This paper uses an unusually rich dataset on land use regulations in 186 Massachusetts cities and towns to test several hypotheses about why municipalities restrict multifamily housing. The results reflect two distinct waves of zoning, each of which used a different mechanism and was shaped by different determinants. Under regulations adopted in the 1940s and 1950s, communities with a large amount of existing multifamily housing, a city council form of government and higher land values tended to be less restrictive. The second wave of regulations, beginning in the 1970s, saw an increased use of special permits to allow multifamily housing and greater restrictiveness by smaller, more affluent communities.

June

25

2006

Zoning: Smart and Affordable

How Communities Have Achieved Affordable Housing in 'Smart' Locations

BOSTON, June 10, 2006 --- Published in June 2006, MHP commissioned land use consultant Phil Herr to analyze the common conditions under which communities have build affordable housing in smart locations.

May

22

2006

Sustaining the Mass Economy: Housing Costs, Population Dynamics and Employment
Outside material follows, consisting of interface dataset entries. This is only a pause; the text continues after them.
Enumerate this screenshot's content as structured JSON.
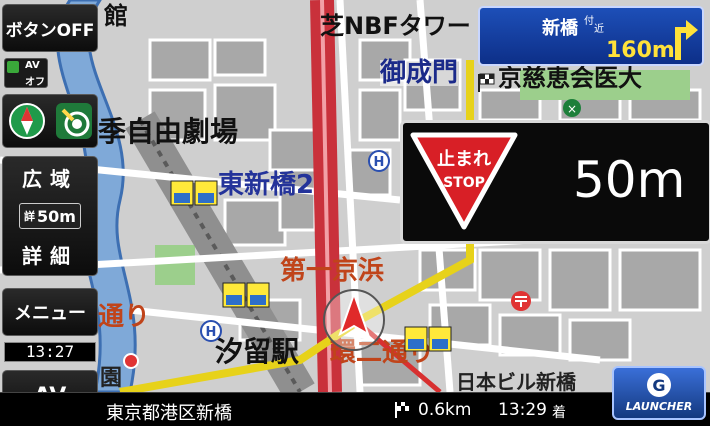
{
  "map": {
    "labels": {
      "shiba_nbf_tower": "芝NBFタワー",
      "onarimon": "御成門",
      "jikei_hospital": "京慈恵会医大",
      "kikiza": "季自由劇場",
      "higashi_shinbashi": "東新橋2",
      "daiichi_keihin": "第一京浜",
      "shiodome_station": "汐留駅",
      "kan2_dori": "環二通り",
      "dori_left": "通り",
      "hanshin": "館",
      "bottom_partial": "日本ビル新橋",
      "partial_left": "園"
    }
  },
  "side_buttons": {
    "button_off": "ボタンOFF",
    "av_off_top": "AV",
    "av_off_bottom": "オフ",
    "wide": "広域",
    "scale": "50m",
    "scale_prefix": "詳",
    "detail": "詳細",
    "menu": "メニュー",
    "clock": "13:27",
    "av": "AV"
  },
  "guidance": {
    "place": "新橋",
    "place_suffix_top": "付",
    "place_suffix_bottom": "近",
    "distance": "160m"
  },
  "stop_sign": {
    "sign_text_top": "止まれ",
    "sign_text_bottom": "STOP",
    "distance": "50m"
  },
  "status_bar": {
    "address": "東京都港区新橋",
    "remaining": "0.6km",
    "eta": "13:29",
    "eta_suffix": "着"
  },
  "launcher": {
    "letter": "G",
    "label": "LAUNCHER"
  }
}
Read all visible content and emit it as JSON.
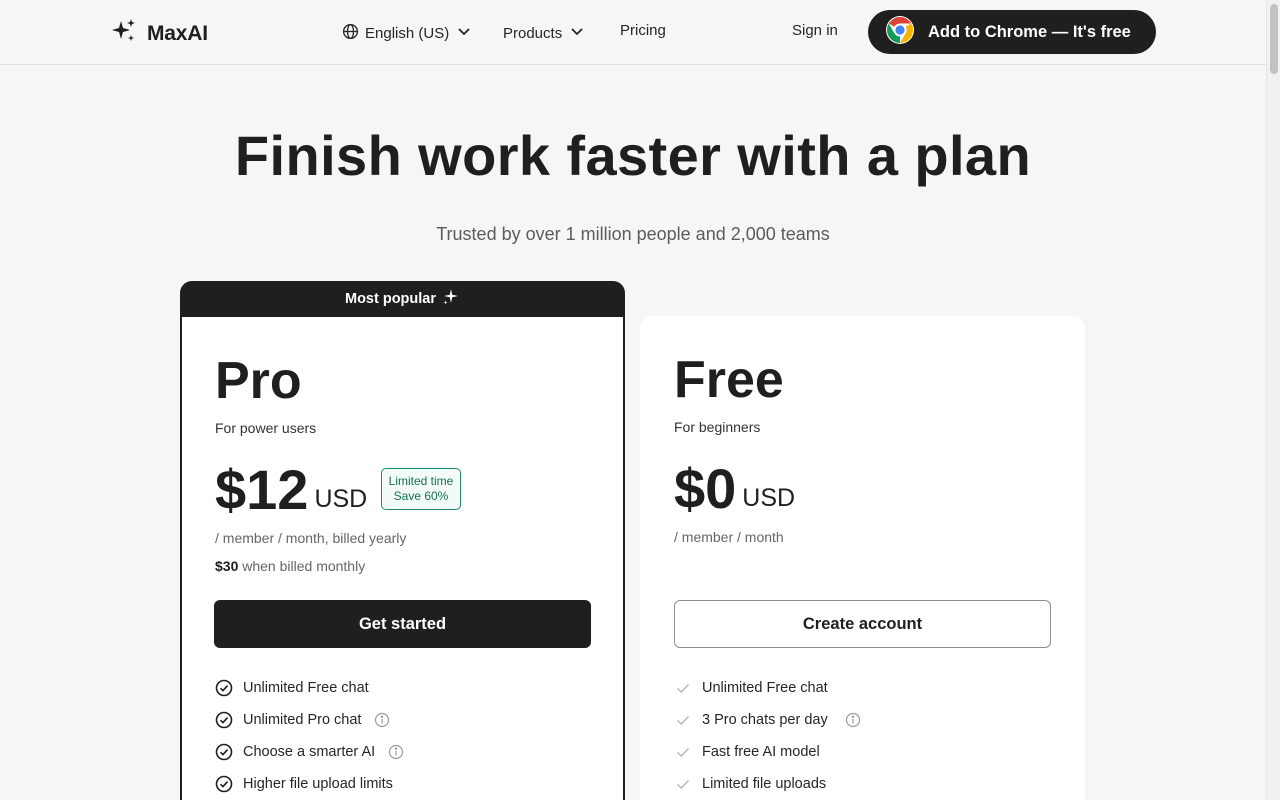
{
  "header": {
    "logo_text": "MaxAI",
    "nav": {
      "language": "English (US)",
      "products": "Products",
      "pricing": "Pricing"
    },
    "sign_in": "Sign in",
    "cta": "Add to Chrome — It's free"
  },
  "hero": {
    "title": "Finish work faster with a plan",
    "subtitle": "Trusted by over 1 million people and 2,000 teams"
  },
  "plans": {
    "pro": {
      "badge_top": "Most popular",
      "name": "Pro",
      "description": "For power users",
      "price": "$12",
      "currency": "USD",
      "promo_line1": "Limited time",
      "promo_line2": "Save 60%",
      "billing": "/ member / month, billed yearly",
      "monthly_price": "$30",
      "monthly_text": "when billed monthly",
      "button": "Get started",
      "features": [
        "Unlimited Free chat",
        "Unlimited Pro chat",
        "Choose a smarter AI",
        "Higher file upload limits"
      ]
    },
    "free": {
      "name": "Free",
      "description": "For beginners",
      "price": "$0",
      "currency": "USD",
      "billing": "/ member / month",
      "button": "Create account",
      "features": [
        "Unlimited Free chat",
        "3 Pro chats per day",
        "Fast free AI model",
        "Limited file uploads"
      ]
    }
  },
  "colors": {
    "background": "#f6f6f6",
    "dark": "#1f1f1f",
    "promo_green": "#15714f"
  },
  "icons": [
    "sparkle-logo-icon",
    "globe-icon",
    "chevron-down-icon",
    "chrome-logo-icon",
    "sparkle-icon",
    "check-circle-icon",
    "check-icon",
    "info-icon"
  ]
}
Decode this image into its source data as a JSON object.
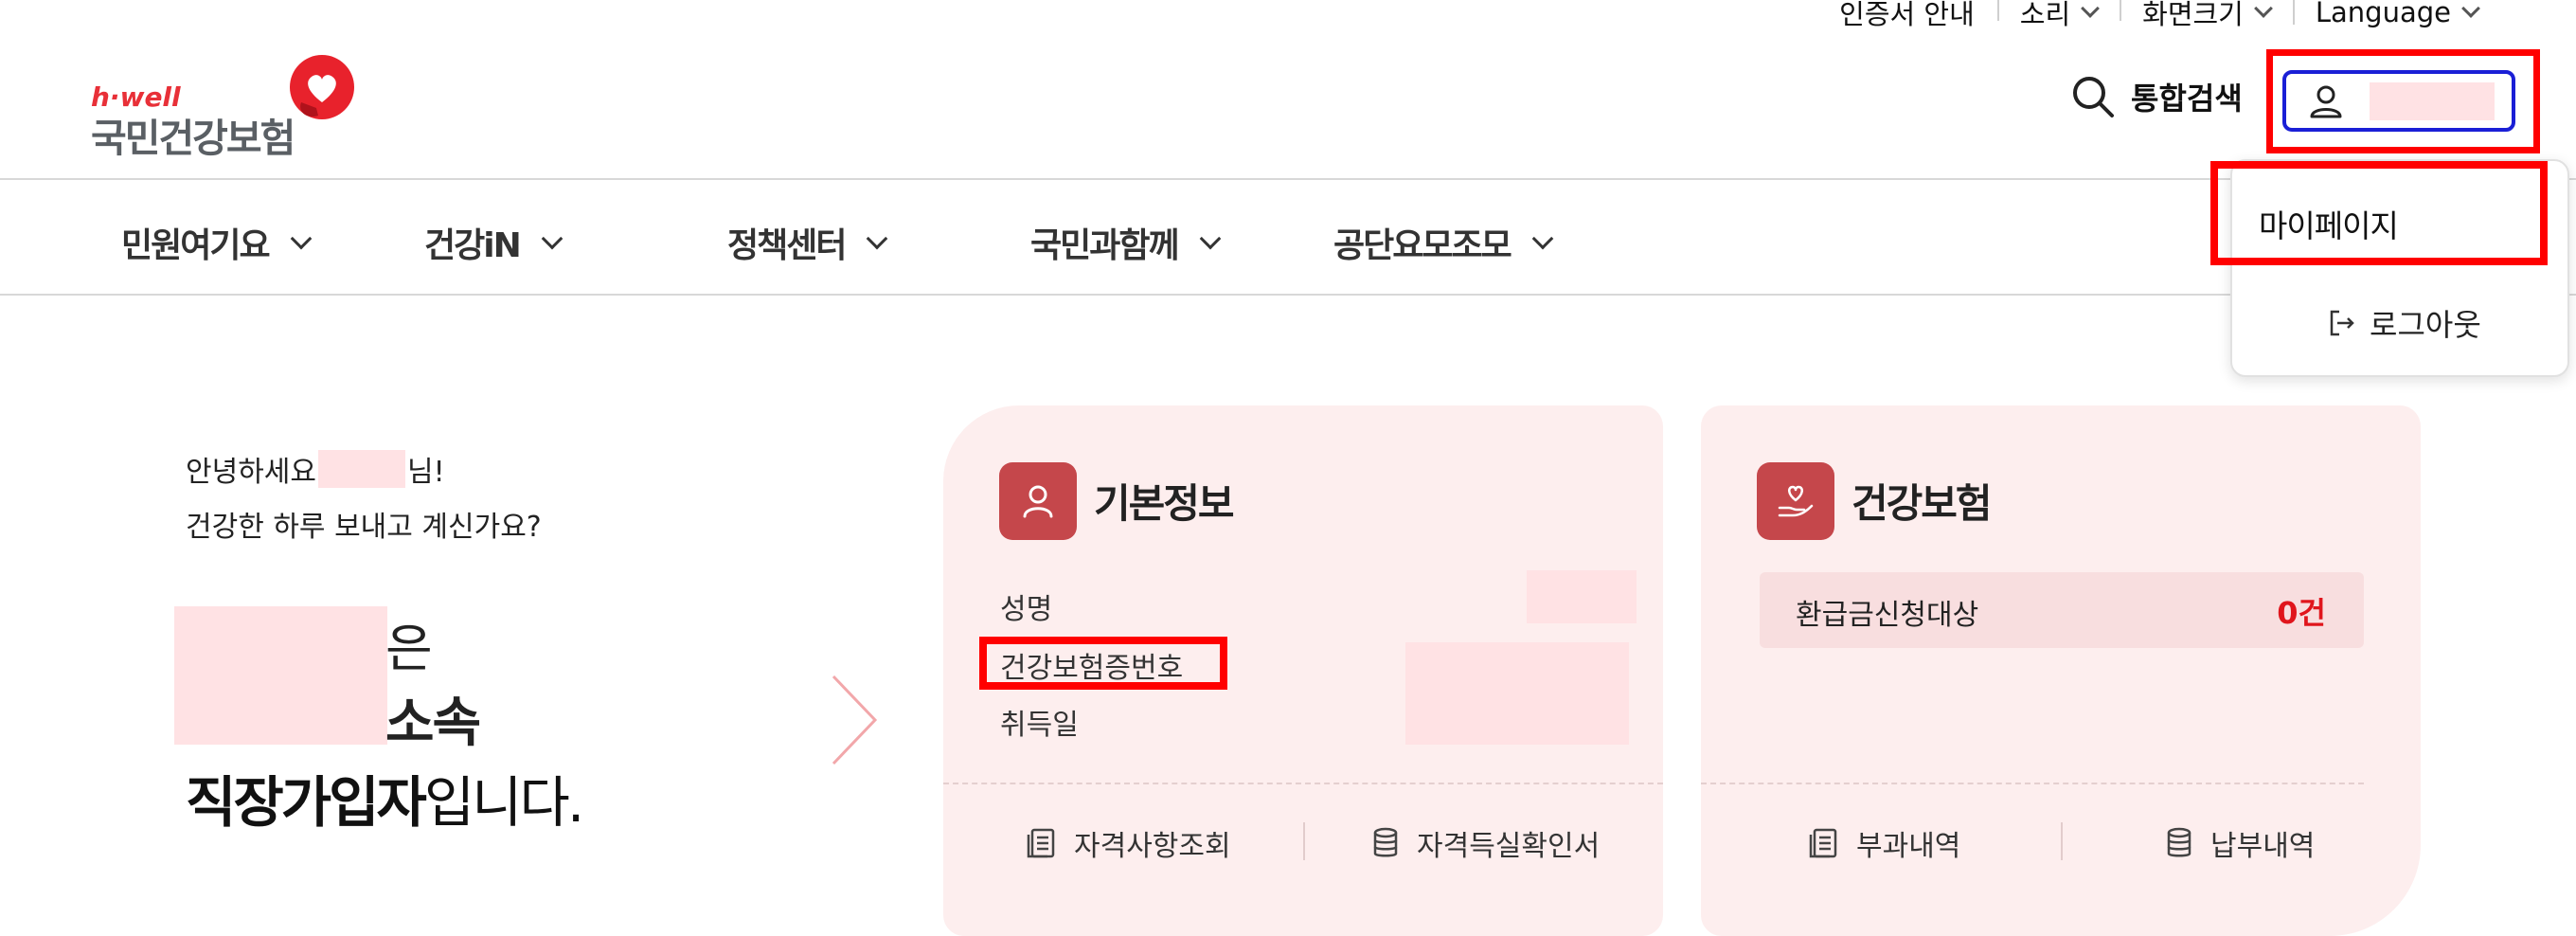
{
  "utility": {
    "items": [
      {
        "label": "인증서 안내",
        "has_chevron": false
      },
      {
        "label": "소리",
        "has_chevron": true
      },
      {
        "label": "화면크기",
        "has_chevron": true
      },
      {
        "label": "Language",
        "has_chevron": true
      }
    ]
  },
  "logo": {
    "tagline": "h·well",
    "name": "국민건강보험"
  },
  "header": {
    "search_label": "통합검색",
    "user_icon": "user-icon"
  },
  "nav": {
    "items": [
      {
        "label": "민원여기요"
      },
      {
        "label": "건강iN"
      },
      {
        "label": "정책센터"
      },
      {
        "label": "국민과함께"
      },
      {
        "label": "공단요모조모"
      }
    ]
  },
  "user_menu": {
    "mypage": "마이페이지",
    "logout": "로그아웃"
  },
  "greeting": {
    "hello_prefix": "안녕하세요",
    "hello_suffix": "님!",
    "line2": "건강한 하루 보내고 계신가요?",
    "org_particle": "은",
    "org_suffix": "소속",
    "member_bold": "직장가입자",
    "member_rest": "입니다."
  },
  "basic_info_card": {
    "title": "기본정보",
    "fields": [
      {
        "label": "성명"
      },
      {
        "label": "건강보험증번호"
      },
      {
        "label": "취득일"
      }
    ],
    "links": [
      {
        "label": "자격사항조회",
        "icon": "document-list-icon"
      },
      {
        "label": "자격득실확인서",
        "icon": "database-icon"
      }
    ]
  },
  "insurance_card": {
    "title": "건강보험",
    "refund_label": "환급금신청대상",
    "refund_count": "0건",
    "links": [
      {
        "label": "부과내역",
        "icon": "document-list-icon"
      },
      {
        "label": "납부내역",
        "icon": "database-icon"
      }
    ]
  },
  "colors": {
    "brand_red": "#e83038",
    "card_bg": "#fdeeee",
    "icon_bg": "#c5474b",
    "annotation_red": "#ff0000",
    "focus_blue": "#1a1fd6",
    "count_red": "#e0151c"
  }
}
According to the report’s findings, employment dropped by over 160,000 since 2001; the population has fallen for the past two years in a row, mostly as a result of rapidly rising out-migration to places like New Hampshire, Arizona, and North Carolina; and the loss of population was disproportionately among young workers and their families. We also know that housing prices skyrocketed by 144 percent in Greater Boston between 1995 and 2004 so that the median single family home sold for $376,000 at the end of this period. Meanwhile, Class A apartment rents in the Boston metro region were the most expensive in the country, save those in New York City. Price and rents have stabilized in the past two years, but they remain among the highest in the country.